(Source records)

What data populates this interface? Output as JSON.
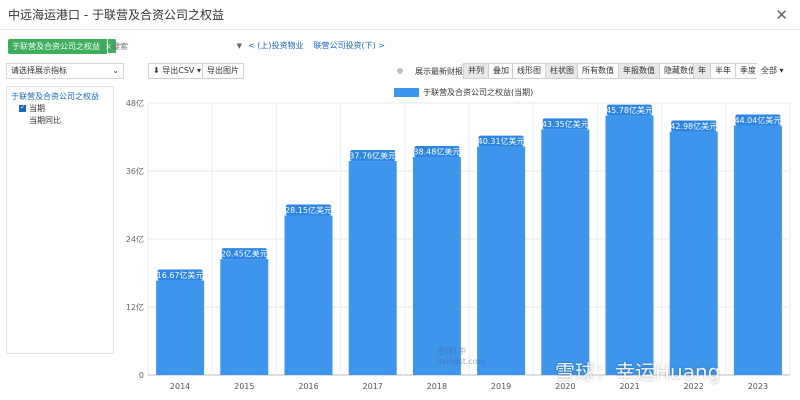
{
  "window": {
    "title": "中远海运港口 - 于联营及合资公司之权益",
    "close_glyph": "✕"
  },
  "filter": {
    "tag_label": "于联营及合资公司之权益",
    "tag_remove": "×",
    "search_placeholder": "搜索",
    "links": [
      "< (上)投资物业",
      "联营公司投资(下) >"
    ]
  },
  "toolbar": {
    "indicator_select": "请选择展示指标",
    "export_csv": "导出CSV",
    "export_image": "导出图片",
    "show_latest": "展示最新财报",
    "layout_modes": [
      "并列",
      "叠加"
    ],
    "layout_active": "并列",
    "chart_types": [
      "线形图",
      "柱状图"
    ],
    "chart_active": "柱状图",
    "value_modes": [
      "所有数值",
      "年报数值",
      "隐藏数值"
    ],
    "value_active": "年报数值",
    "periods": [
      "年",
      "半年",
      "季度"
    ],
    "period_active": "年",
    "range": "全部"
  },
  "left_panel": {
    "root": "于联营及合资公司之权益",
    "items": [
      {
        "label": "当期",
        "checked": true
      },
      {
        "label": "当期同比",
        "checked": false
      }
    ]
  },
  "watermark": {
    "main": "雪球：幸运Huang",
    "small_line1": "雪球1中",
    "small_line2": "livingst.com"
  },
  "colors": {
    "bar": "#3d95ec",
    "label_bg": "#2d86e3",
    "tag": "#3dae5c",
    "link": "#1a66c4"
  },
  "chart_data": {
    "type": "bar",
    "legend": "于联营及合资公司之权益(当期)",
    "categories": [
      "2014",
      "2015",
      "2016",
      "2017",
      "2018",
      "2019",
      "2020",
      "2021",
      "2022",
      "2023"
    ],
    "values": [
      16.67,
      20.45,
      28.15,
      37.76,
      38.48,
      40.31,
      43.35,
      45.78,
      42.98,
      44.04
    ],
    "data_labels": [
      "16.67亿美元",
      "20.45亿美元",
      "28.15亿美元",
      "37.76亿美元",
      "38.48亿美元",
      "40.31亿美元",
      "43.35亿美元",
      "45.78亿美元",
      "42.98亿美元",
      "44.04亿美元"
    ],
    "y_ticks": [
      0,
      12,
      24,
      36,
      48
    ],
    "y_tick_labels": [
      "0",
      "12亿",
      "24亿",
      "36亿",
      "48亿"
    ],
    "ylim": [
      0,
      48
    ],
    "grid": true
  }
}
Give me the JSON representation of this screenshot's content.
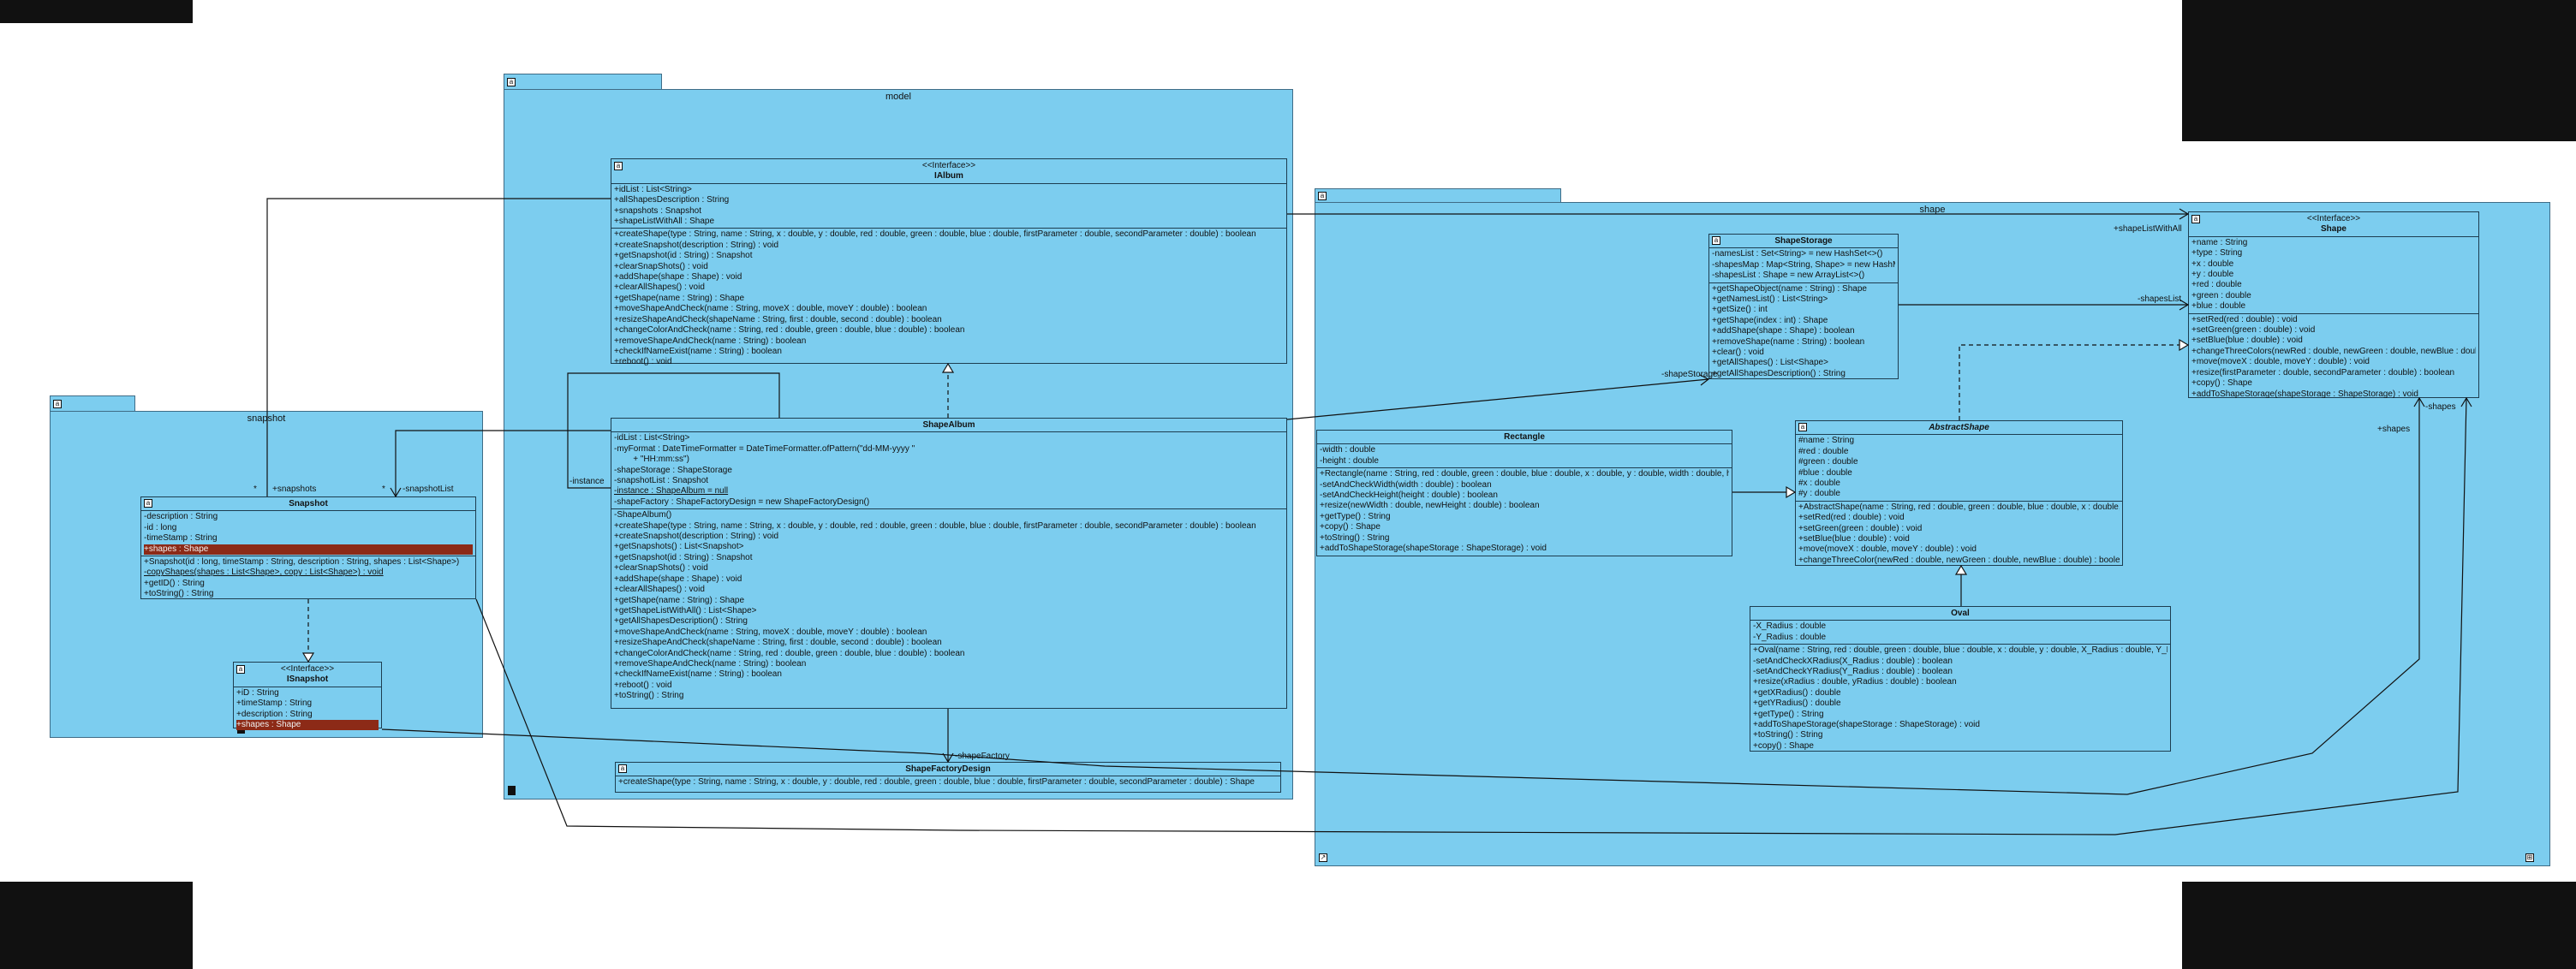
{
  "diagram": {
    "packages": [
      {
        "id": "model",
        "title": "model"
      },
      {
        "id": "snapshot",
        "title": "snapshot"
      },
      {
        "id": "shape",
        "title": "shape"
      }
    ],
    "classes": [
      {
        "id": "ialbum",
        "stereotype": "<<Interface>>",
        "name": "IAlbum",
        "attributes": [
          "+idList : List<String>",
          "+allShapesDescription : String",
          "+snapshots : Snapshot",
          "+shapeListWithAll : Shape"
        ],
        "operations": [
          "+createShape(type : String, name : String, x : double, y : double, red : double, green : double, blue : double, firstParameter : double, secondParameter : double) : boolean",
          "+createSnapshot(description : String) : void",
          "+getSnapshot(id : String) : Snapshot",
          "+clearSnapShots() : void",
          "+addShape(shape : Shape) : void",
          "+clearAllShapes() : void",
          "+getShape(name : String) : Shape",
          "+moveShapeAndCheck(name : String, moveX : double, moveY : double) : boolean",
          "+resizeShapeAndCheck(shapeName : String, first : double, second : double) : boolean",
          "+changeColorAndCheck(name : String, red : double, green : double, blue : double) : boolean",
          "+removeShapeAndCheck(name : String) : boolean",
          "+checkIfNameExist(name : String) : boolean",
          "+reboot() : void"
        ]
      },
      {
        "id": "shapealbum",
        "stereotype": "",
        "name": "ShapeAlbum",
        "attributes": [
          "-idList : List<String>",
          "-myFormat : DateTimeFormatter = DateTimeFormatter.ofPattern(\"dd-MM-yyyy \"",
          "        + \"HH:mm:ss\")",
          "-shapeStorage : ShapeStorage",
          "-snapshotList : Snapshot",
          "-instance : ShapeAlbum = null",
          "-shapeFactory : ShapeFactoryDesign = new ShapeFactoryDesign()"
        ],
        "operations": [
          "-ShapeAlbum()",
          "+createShape(type : String, name : String, x : double, y : double, red : double, green : double, blue : double, firstParameter : double, secondParameter : double) : boolean",
          "+createSnapshot(description : String) : void",
          "+getSnapshots() : List<Snapshot>",
          "+getSnapshot(id : String) : Snapshot",
          "+clearSnapShots() : void",
          "+addShape(shape : Shape) : void",
          "+clearAllShapes() : void",
          "+getShape(name : String) : Shape",
          "+getShapeListWithAll() : List<Shape>",
          "+getAllShapesDescription() : String",
          "+moveShapeAndCheck(name : String, moveX : double, moveY : double) : boolean",
          "+resizeShapeAndCheck(shapeName : String, first : double, second : double) : boolean",
          "+changeColorAndCheck(name : String, red : double, green : double, blue : double) : boolean",
          "+removeShapeAndCheck(name : String) : boolean",
          "+checkIfNameExist(name : String) : boolean",
          "+reboot() : void",
          "+toString() : String"
        ]
      },
      {
        "id": "factory",
        "stereotype": "",
        "name": "ShapeFactoryDesign",
        "attributes": [],
        "operations": [
          "+createShape(type : String, name : String, x : double, y : double, red : double, green : double, blue : double, firstParameter : double, secondParameter : double) : Shape"
        ]
      },
      {
        "id": "snapshotcls",
        "stereotype": "",
        "name": "Snapshot",
        "attributes": [
          "-description : String",
          "-id : long",
          "-timeStamp : String",
          "+shapes : Shape"
        ],
        "operations": [
          "+Snapshot(id : long, timeStamp : String, description : String, shapes : List<Shape>)",
          "-copyShapes(shapes : List<Shape>, copy : List<Shape>) : void",
          "+getID() : String",
          "+toString() : String"
        ]
      },
      {
        "id": "isnapshot",
        "stereotype": "<<Interface>>",
        "name": "ISnapshot",
        "attributes": [
          "+iD : String",
          "+timeStamp : String",
          "+description : String",
          "+shapes : Shape"
        ],
        "operations": []
      },
      {
        "id": "shapestorage",
        "stereotype": "",
        "name": "ShapeStorage",
        "attributes": [
          "-namesList : Set<String> = new HashSet<>()",
          "-shapesMap : Map<String, Shape> = new HashMap<>()",
          "-shapesList : Shape = new ArrayList<>()"
        ],
        "operations": [
          "+getShapeObject(name : String) : Shape",
          "+getNamesList() : List<String>",
          "+getSize() : int",
          "+getShape(index : int) : Shape",
          "+addShape(shape : Shape) : boolean",
          "+removeShape(name : String) : boolean",
          "+clear() : void",
          "+getAllShapes() : List<Shape>",
          "+getAllShapesDescription() : String"
        ]
      },
      {
        "id": "ishape",
        "stereotype": "<<Interface>>",
        "name": "Shape",
        "attributes": [
          "+name : String",
          "+type : String",
          "+x : double",
          "+y : double",
          "+red : double",
          "+green : double",
          "+blue : double"
        ],
        "operations": [
          "+setRed(red : double) : void",
          "+setGreen(green : double) : void",
          "+setBlue(blue : double) : void",
          "+changeThreeColors(newRed : double, newGreen : double, newBlue : double) : boolean",
          "+move(moveX : double, moveY : double) : void",
          "+resize(firstParameter : double, secondParameter : double) : boolean",
          "+copy() : Shape",
          "+addToShapeStorage(shapeStorage : ShapeStorage) : void"
        ]
      },
      {
        "id": "rectangle",
        "stereotype": "",
        "name": "Rectangle",
        "attributes": [
          "-width : double",
          "-height : double"
        ],
        "operations": [
          "+Rectangle(name : String, red : double, green : double, blue : double, x : double, y : double, width : double, height : double)",
          "-setAndCheckWidth(width : double) : boolean",
          "-setAndCheckHeight(height : double) : boolean",
          "+resize(newWidth : double, newHeight : double) : boolean",
          "+getType() : String",
          "+copy() : Shape",
          "+toString() : String",
          "+addToShapeStorage(shapeStorage : ShapeStorage) : void"
        ]
      },
      {
        "id": "abstractshape",
        "stereotype": "",
        "name": "AbstractShape",
        "attributes": [
          "#name : String",
          "#red : double",
          "#green : double",
          "#blue : double",
          "#x : double",
          "#y : double"
        ],
        "operations": [
          "+AbstractShape(name : String, red : double, green : double, blue : double, x : double, y : double)",
          "+setRed(red : double) : void",
          "+setGreen(green : double) : void",
          "+setBlue(blue : double) : void",
          "+move(moveX : double, moveY : double) : void",
          "+changeThreeColor(newRed : double, newGreen : double, newBlue : double) : boolean"
        ]
      },
      {
        "id": "oval",
        "stereotype": "",
        "name": "Oval",
        "attributes": [
          "-X_Radius : double",
          "-Y_Radius : double"
        ],
        "operations": [
          "+Oval(name : String, red : double, green : double, blue : double, x : double, y : double, X_Radius : double, Y_Radius : double)",
          "-setAndCheckXRadius(X_Radius : double) : boolean",
          "-setAndCheckYRadius(Y_Radius : double) : boolean",
          "+resize(xRadius : double, yRadius : double) : boolean",
          "+getXRadius() : double",
          "+getYRadius() : double",
          "+getType() : String",
          "+addToShapeStorage(shapeStorage : ShapeStorage) : void",
          "+toString() : String",
          "+copy() : Shape"
        ]
      }
    ],
    "labels": {
      "snapshots": "+snapshots",
      "snapshotList": "-snapshotList",
      "star1": "*",
      "star2": "*",
      "instance": "-instance",
      "shapeFactory": "-shapeFactory",
      "shapeStorage": "-shapeStorage",
      "shapesList": "-shapesList",
      "shapeListWithAll": "+shapeListWithAll",
      "shapes1": "+shapes",
      "shapes2": "-shapes"
    }
  }
}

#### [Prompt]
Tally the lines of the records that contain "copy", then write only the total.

#### [Answer space]
4